…with a heavy heart. I’ve been through some challenging stuff since I was last active. I’ve been told I’m a lot less optimistic, and that might show in my posts, but I do hope those of you who have found my blog helpful in the past will continue to find it helpful. I believe very strongly that it is necessary to be real, as you never know who might be struggling and feeling alone, so, I’m starting again in much the same way as I did in 2011.
At this stage of my life, I’ve built friendships and have a pretty solid support system. My friends are mostly women, though, which has lead to some interesting discoveries that I will want to talk about in future blogs. Today, I’d like to talk about how eye-opening it was to learn how women are treated in various contexts and just how many of my friends have experienced some form of sexual assault or related misconduct (I’m actually honored that they trust me at this point).
An example that I’ve been discussing recently has been the situation for female inmates in Arizona. Currently, they are allowed 12 menstrual pads per month. (For any male readers too embarrassed to ask a woman, that’s ridiculous.) A measure was introduced to change that, and it moved forward a bit, thanks to the testimony of women, but was ultimately shot down. This decision was not made by women. This is also not a local problem. I found a similar situation all the way over in England. Why in the hell will these people not listen to women?

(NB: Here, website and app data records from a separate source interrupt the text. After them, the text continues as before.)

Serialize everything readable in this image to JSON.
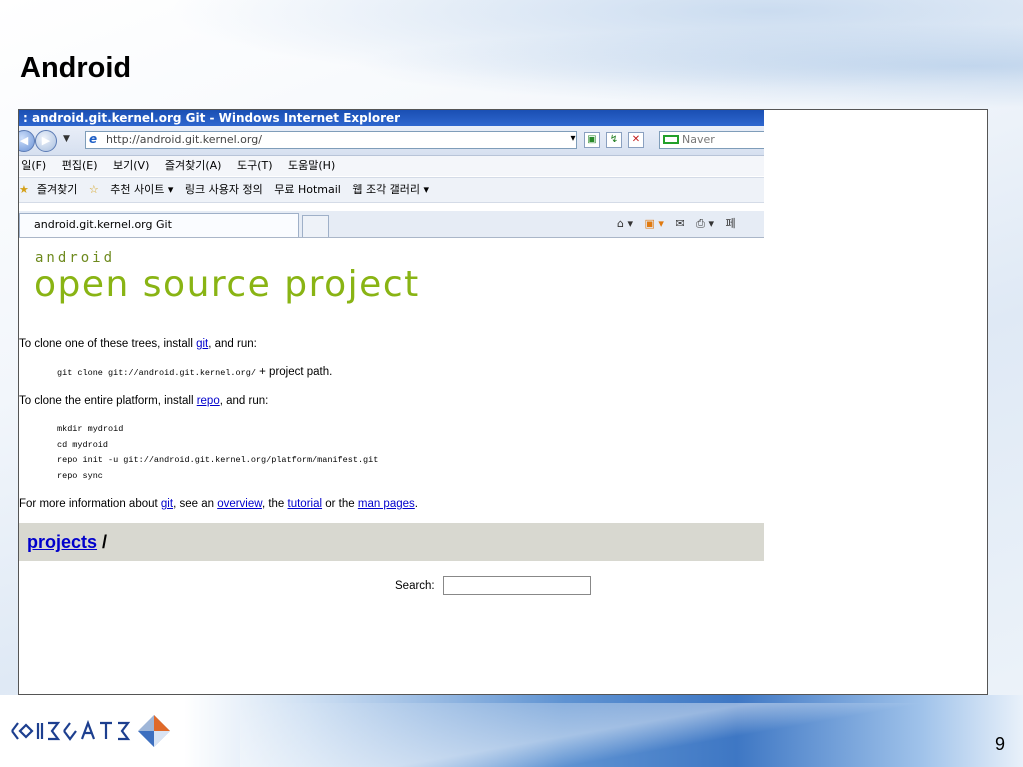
{
  "slide": {
    "title": "Android",
    "page_number": "9"
  },
  "browser": {
    "window_title": ": android.git.kernel.org Git - Windows Internet Explorer",
    "address": "http://android.git.kernel.org/",
    "search_provider": "Naver",
    "menu": [
      " 일(F)",
      "편집(E)",
      "보기(V)",
      "즐겨찾기(A)",
      "도구(T)",
      "도움말(H)"
    ],
    "favorites_label": "즐겨찾기",
    "favorites": [
      "추천 사이트 ▾",
      "링크 사용자 정의",
      "무료 Hotmail",
      "웹 조각 갤러리 ▾"
    ],
    "tab_title": "android.git.kernel.org Git",
    "cmd_page": "페"
  },
  "page": {
    "android_wordmark": "android",
    "headline": "open source project",
    "clone_one_prefix": "To clone one of these trees, install ",
    "clone_one_link": "git",
    "clone_one_suffix": ", and run:",
    "clone_one_code": "git clone git://android.git.kernel.org/",
    "clone_one_code_suffix": " + project path.",
    "clone_all_prefix": "To clone the entire platform, install ",
    "clone_all_link": "repo",
    "clone_all_suffix": ", and run:",
    "clone_all_code": [
      "mkdir mydroid",
      "cd mydroid",
      "repo init -u git://android.git.kernel.org/platform/manifest.git",
      "repo sync"
    ],
    "more_prefix": "For more information about ",
    "more_link_git": "git",
    "more_mid1": ", see an ",
    "more_link_overview": "overview",
    "more_mid2": ", the ",
    "more_link_tutorial": "tutorial",
    "more_mid3": " or the ",
    "more_link_man": "man pages",
    "more_end": ".",
    "projects_link": "projects",
    "projects_sep": " /",
    "search_label": "Search:",
    "search_value": ""
  },
  "footer": {
    "logo_text": "CODEGATE"
  }
}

This brings me back to the main topic of my blog. I’ve found over the last few years an unwillingness to listen to autistic people, even as researchers have found that we are “critical experts” on autism. Here’s a link to that paper: https://www.ncbi.nlm.nih.gov/pmc/articles/PMC5368186/
I don’t yet have any answers, but here is my question: Why in the hell are the people making decisions about supports, research, and such not listening to those (women, autistic people, etc, etc, etc) who actually understand the issues and support needs?
In this post, I’d like to examine some of the things people say about disabilities and the attitudes behind them. I may ramble a bit, so bear with me…
In my previous post, one of the things I wrote is that I need my friends to believe me when I say I can’t do something. That seems to bother some people. They view such statements as defeatist. I’m not afraid of challenges. My left arm is paralyzed. Sure, I can ride a motorcycle, but if you tell me to clap my hands, I’m going to have to say “I can’t.” I’m not a defeatist; I’m a realist. Please understand that an ability in one area does not imply a lack of impairment in another.
Upon learning that my arm is paralyzed, people often say something like, “I don’t see a disability; I see a person,” or “You seem quite normal to me.” I understand that this is usually in an effort to be polite, but I argue that not seeing the disability means not seeing the whole person. Experience shapes us; we change as we adapt. My disability affects my life experiences, so it has had a significant role in forming the person I have become. Another thing to consider is that these statements rely on the assumption that disability makes one less. This is called “ableism.”
The Oxford English Dictionary defines “ableism” as “Discrimination in favour of able-bodied people; prejudice against or disregard of the needs of disabled people.” Fiona Campbell provides a more academic definition: “A network of beliefs, processes and practices that produces a particular kind of self and body (the corporeal standard) that is projected as the perfect, species-typical, and therefore essential and fully human. Disability is then cast as a diminished state of being human.”
A supervisor once said to me, “Disabled people don’t ride motorcycles.” He was well aware of my disability. He continued on to make his point, which was that, since I don’t “act disabled,” I can’t ask for the accommodation I was asking him for. This stems from the same kind of thinking as the more polite comments I mentioned earlier. In essence, he was saying that disabled people look and act differently from “normal” people, and because I look and act in ways that fit his standard of “normal,” I can’t be disabled. It seems pretty silly when I put it that way, doesn’t it?
I am fully human AND I have a disability. Let’s start with that…